Washington, D.C. breaks ground today for brand new National Museum of African American History and Culture

african american history This morning, Washington, D.C. held a groundbreaking ceremony for their brand new National Museum of African American History and Culture that will be the Smithsonian Institution’s 19th museum. The event, attended by President Barack Obama and First Lady Michelle Obama, marked Black History Month by celebrating a new kind of history museum that looks to educate people through a candid representation of African American life, art and culture.

Says Museum Director Lonnie Bunch, “What this museum can do is if we tell the unvarnished truth in a way that’s engaging and not preachy, what I think will happen is that by illuminating all the dark corners of the American experience, we will help people find reconciliation and healing.”

While the project won’t be completed until 2015, you can still visit the National Museum’s current gallery at the Smithsonian (shown above). Until October 14, 2012, visitors can view the exhibition, “Slavery at Jefferson’s Monticello: Paradox of Liberty.” The showcase tells the story of President Thomas Jefferson and his conflicting roles of being a slave owner and an anti-slavery advocate. It’s a good example of the museum telling the kinds of stories that are often seen as taboo, but are important to get out to the public.
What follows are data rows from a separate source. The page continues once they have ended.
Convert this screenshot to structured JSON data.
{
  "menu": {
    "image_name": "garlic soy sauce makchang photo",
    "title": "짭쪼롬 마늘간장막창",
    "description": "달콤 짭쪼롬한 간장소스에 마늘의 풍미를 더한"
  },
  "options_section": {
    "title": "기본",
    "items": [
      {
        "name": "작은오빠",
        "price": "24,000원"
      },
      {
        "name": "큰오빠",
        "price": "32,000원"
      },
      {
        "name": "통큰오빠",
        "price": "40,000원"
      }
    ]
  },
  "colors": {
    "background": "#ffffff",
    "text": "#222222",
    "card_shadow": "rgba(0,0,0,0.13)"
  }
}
The seven-level museum will feature architecture and decor inspired by African culture and will eventually feature exhibits on military history, sports, pop culture and music, including items like Louis Armstrong’s trumpet, a Jim Crow-era segregated railroad car, and much more. So far, $100 million has been raised in private funds, and the museum will now begin attempts to raise public funds in order to meet their $250 million goal.

For more information on the National Museum of African American History and Culture, click here.